006.jpg
Giant F4U Corsair (oz13617) by Craig Golema 1998 - pic 007.jpg
007.jpg
Giant F4U Corsair (oz13617) by Craig Golema 1998 - pic 008.jpg
008.jpg
Giant F4U Corsair (oz13617) by Craig Golema 1998 - pic 009.jpg
009.jpg
Giant F4U Corsair (oz13617) by Craig Golema 1998 - pic 010.jpg
010.jpg
Giant F4U Corsair (oz13617) by Craig Golema 1998 - pic 011.jpg
011.jpg
Giant F4U Corsair (oz13617) by Craig Golema 1998 - pic 012.jpg
012.jpg

Do you have a photo you'd like to submit for this page? Then email admin@outerzone.co.uk

User comments

Boy, this is one helluva project, but if built and actually finished, has the potential to be a winner. Yes, I flew a smaller version an it flew beautifully, got a standing ovation at an airshow. The first thing I would do is try to find a canopy and maybe a cowl, then take out a Home Equity Loan to buy the required balsa. This one was sold as a kit, with the important parts precut, but look in the booklet, every part is drawn out for you, including the all-important dimensions. You can scale it up to get your patterns. I didn't say it would be easy, but if I could do it, so can you. I covered the wing for a club member, not easy with MonoKote, but a separate piece for the gull wing made it possible. The design is waaaay overbuilt, so lightening for electric power would help a lot. Just leave out half the wood and all the heavy stuff, no vibration. Go ahead and start saving up for batteries. Delete the retracts, it flies fine without.
doug smith - 25/02/2022
Add a comment

 

 
 

Download File(s):
  • Giant F4U Corsair (oz13617)
  • Plan File Filesize: 911KB Filename: Giant_F4U_Corsair_oz13617.pdf
  • Supplement Filesize: 5215KB Filename: Giant_F4U_Corsair_oz13617_manual.pdf
  • Supplement Filesize: 2485KB Filename: Giant_F4U_Corsair_oz13617_review_RCM.pdf
  • help with downloads
 

Notes
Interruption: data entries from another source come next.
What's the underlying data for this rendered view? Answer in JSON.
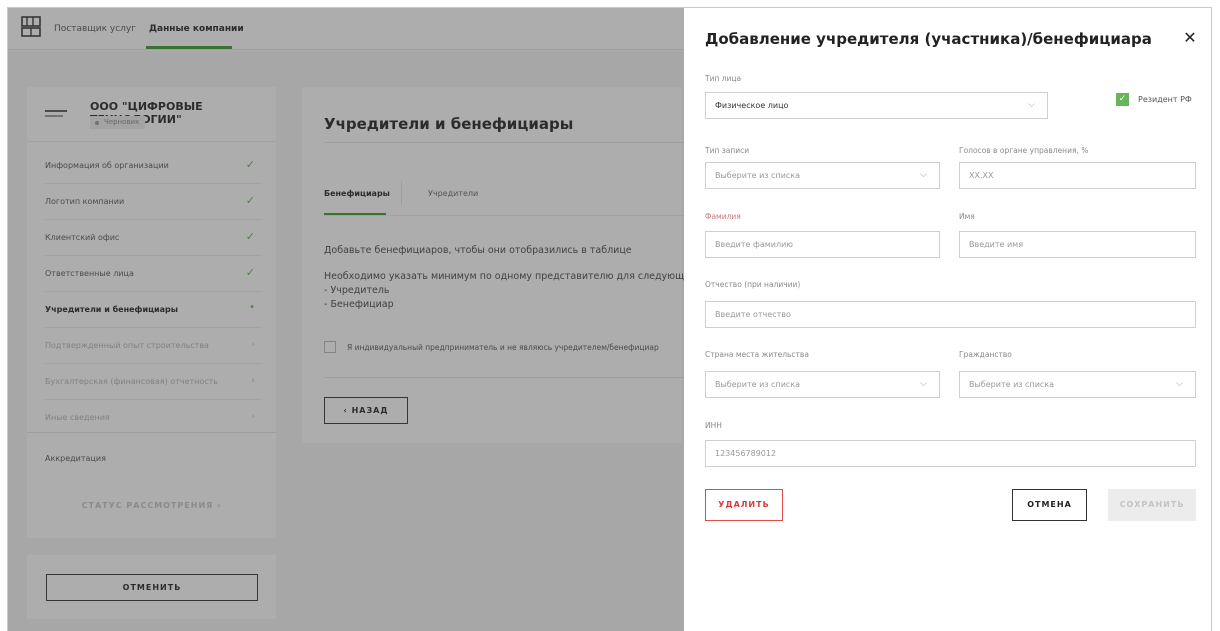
{
  "topbar": {
    "links": [
      "Поставщик услуг",
      "Данные компании"
    ]
  },
  "company": {
    "name": "ООО \"ЦИФРОВЫЕ ТЕХНОЛОГИИ\"",
    "status": "Черновик"
  },
  "sidebar": {
    "items": [
      {
        "label": "Информация об организации",
        "state": "done"
      },
      {
        "label": "Логотип компании",
        "state": "done"
      },
      {
        "label": "Клиентский офис",
        "state": "done"
      },
      {
        "label": "Ответственные лица",
        "state": "done"
      },
      {
        "label": "Учредители и бенефициары",
        "state": "active"
      },
      {
        "label": "Подтвержденный опыт строительства",
        "state": "disabled"
      },
      {
        "label": "Бухгалтерская (финансовая) отчетность",
        "state": "disabled"
      },
      {
        "label": "Иные сведения",
        "state": "disabled"
      }
    ],
    "accreditation": "Аккредитация",
    "status_link": "СТАТУС РАССМОТРЕНИЯ  ›",
    "cancel": "ОТМЕНИТЬ"
  },
  "main": {
    "title": "Учредители и бенефициары",
    "tabs": [
      "Бенефициары",
      "Учредители"
    ],
    "hint": "Добавьте бенефициаров, чтобы они отобразились в таблице",
    "requirement": "Необходимо указать минимум по одному представителю для следующих р",
    "roles": [
      "- Учредитель",
      "- Бенефициар"
    ],
    "ip_checkbox": "Я индивидуальный предприниматель и не являюсь учредителем/бенефициар",
    "back": "‹  НАЗАД"
  },
  "modal": {
    "title": "Добавление учредителя (участника)/бенефициара",
    "close": "✕",
    "person_type": {
      "label": "Тип лица",
      "value": "Физическое лицо"
    },
    "resident": {
      "label": "Резидент РФ",
      "checked": true
    },
    "record_type": {
      "label": "Тип записи",
      "placeholder": "Выберите из списка"
    },
    "votes": {
      "label": "Голосов в органе управления, %",
      "placeholder": "XX.XX"
    },
    "surname": {
      "label": "Фамилия",
      "placeholder": "Введите фамилию"
    },
    "name": {
      "label": "Имя",
      "placeholder": "Введите имя"
    },
    "patronymic": {
      "label": "Отчество (при наличии)",
      "placeholder": "Введите отчество"
    },
    "country": {
      "label": "Страна места жительства",
      "placeholder": "Выберите из списка"
    },
    "citizenship": {
      "label": "Гражданство",
      "placeholder": "Выберите из списка"
    },
    "inn": {
      "label": "ИНН",
      "value": "123456789012"
    },
    "buttons": {
      "delete": "УДАЛИТЬ",
      "cancel": "ОТМЕНА",
      "save": "СОХРАНИТЬ"
    }
  },
  "colors": {
    "accent": "#3a9a2e",
    "danger": "#e04b4b",
    "check": "#67b65a"
  }
}
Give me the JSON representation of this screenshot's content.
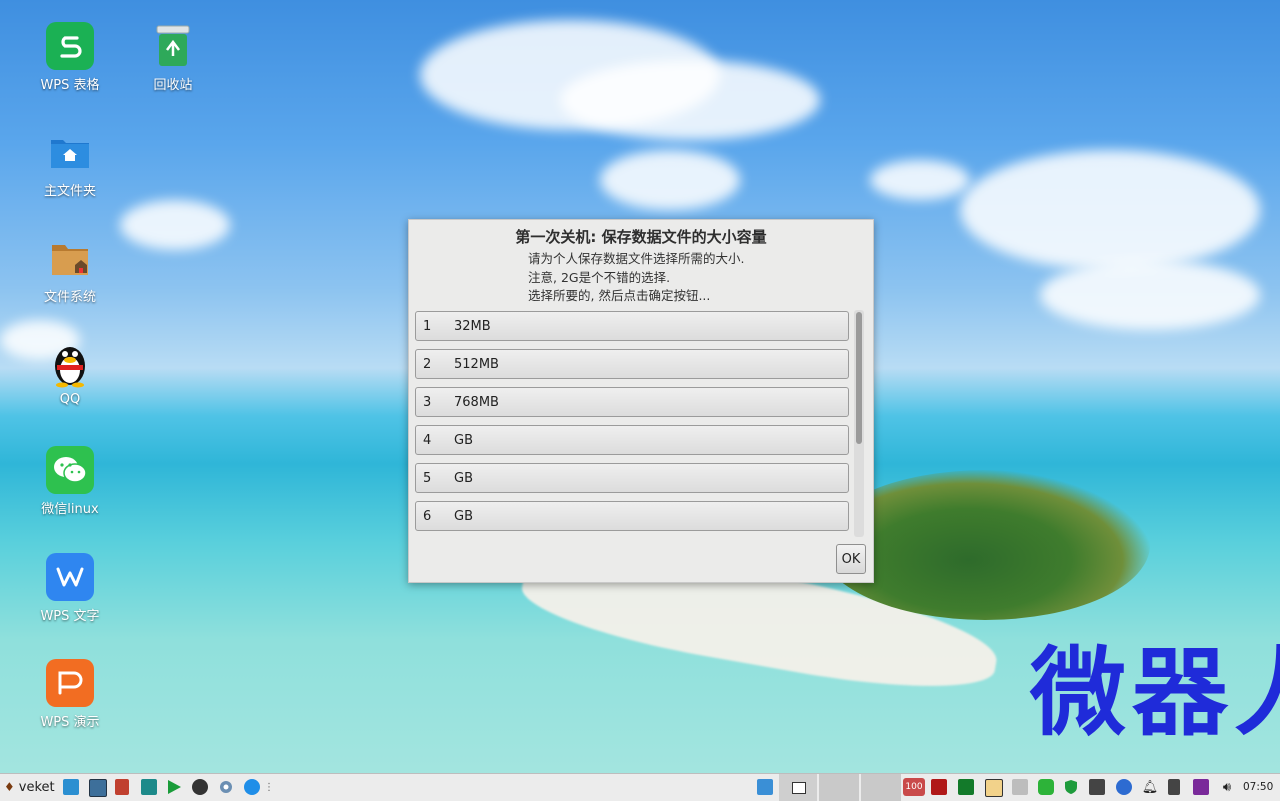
{
  "desktop": {
    "icons": [
      {
        "label": "WPS 表格",
        "icon": "wps-spreadsheet-icon",
        "color": "#1bb154"
      },
      {
        "label": "回收站",
        "icon": "recycle-bin-icon",
        "color": "#2e9e50"
      },
      {
        "label": "主文件夹",
        "icon": "home-folder-icon",
        "color": "#2a7fd4"
      },
      {
        "label": "文件系统",
        "icon": "file-system-icon",
        "color": "#c98a3a"
      },
      {
        "label": "QQ",
        "icon": "qq-penguin-icon",
        "color": "#111111"
      },
      {
        "label": "微信linux",
        "icon": "wechat-icon",
        "color": "#2ec14f"
      },
      {
        "label": "WPS 文字",
        "icon": "wps-writer-icon",
        "color": "#2f86f0"
      },
      {
        "label": "WPS 演示",
        "icon": "wps-presentation-icon",
        "color": "#f26d22"
      }
    ],
    "wallpaper_text": "微器人",
    "wallpaper_text_color": "#1f2bd9"
  },
  "dialog": {
    "title": "第一次关机: 保存数据文件的大小容量",
    "info_lines": [
      "请为个人保存数据文件选择所需的大小.",
      "注意, 2G是个不错的选择.",
      "选择所要的, 然后点击确定按钮..."
    ],
    "options": [
      {
        "num": "1",
        "value": "32MB"
      },
      {
        "num": "2",
        "value": "512MB"
      },
      {
        "num": "3",
        "value": "768MB"
      },
      {
        "num": "4",
        "value": "GB"
      },
      {
        "num": "5",
        "value": "GB"
      },
      {
        "num": "6",
        "value": "GB"
      }
    ],
    "ok_label": "OK"
  },
  "taskbar": {
    "start_label": "veket",
    "clock": "07:50",
    "battery_badge": "100"
  }
}
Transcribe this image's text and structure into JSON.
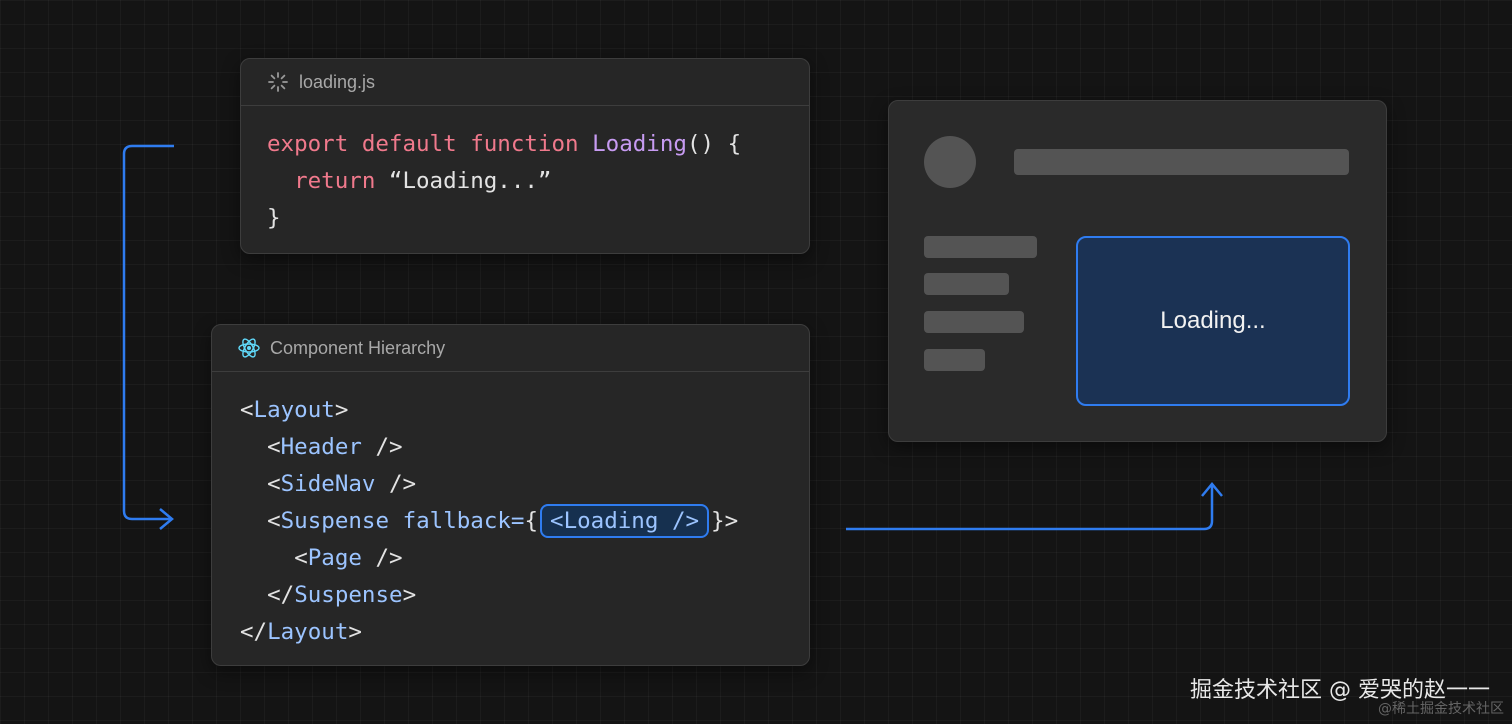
{
  "loading_panel": {
    "filename": "loading.js",
    "code": {
      "l1_export": "export",
      "l1_default": "default",
      "l1_function": "function",
      "l1_name": "Loading",
      "l1_rest": "() {",
      "l2_return": "return",
      "l2_string": "“Loading...”",
      "l3": "}"
    }
  },
  "hierarchy_panel": {
    "title": "Component Hierarchy",
    "code": {
      "lt": "<",
      "gt": ">",
      "selfclose": " />",
      "closelt": "</",
      "layout": "Layout",
      "header": "Header",
      "sidenav": "SideNav",
      "suspense": "Suspense",
      "fallback": "fallback=",
      "brace_open": "{",
      "loading_tag": "<Loading />",
      "brace_close": "}>",
      "page": "Page"
    }
  },
  "preview": {
    "loading_text": "Loading..."
  },
  "watermark": {
    "main": "掘金技术社区 @ 爱哭的赵一一",
    "sub": "@稀土掘金技术社区"
  },
  "colors": {
    "accent": "#2f7cf0",
    "keyword": "#f0798c",
    "function": "#c79bf2",
    "tag": "#9cc4ff"
  }
}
* Credit field

The Credit field in the Outerzone database is designed to recognise and credit the hard work done in scanning and digitally cleaning these vintage and old timer model aircraft plans to get them into a usable format. Currently, it is also used to credit people simply for uploading the plan to a forum on the internet. Which is not quite the same thing. This will change soon. Probably.

Scaling

This model plan (like all plans on Outerzone) is supposedly scaled correctly and supposedly will print out nicely at the right size. But that doesn't always happen. If you are about to start building a model plane using this free plan, you are strongly advised to check the scaling very, very carefully before cutting any balsa wood.

 

Terms of Use

© Outerzone, 2011-2022.

All content is free to download for personal use.

For non-personal use and/or publication: plans, photos, excerpts, links etc may be used, provided that full and clear credit is given to Outerzone with appropriate and specific direction to the original content i.e. a direct hyperlink back to the Outerzone source page.

Unauthorized use and/or duplication of this material without express and written permission from this site's owner is strictly prohibited. If we discover that content is being stolen, we will consider filing a formal DMCA notice.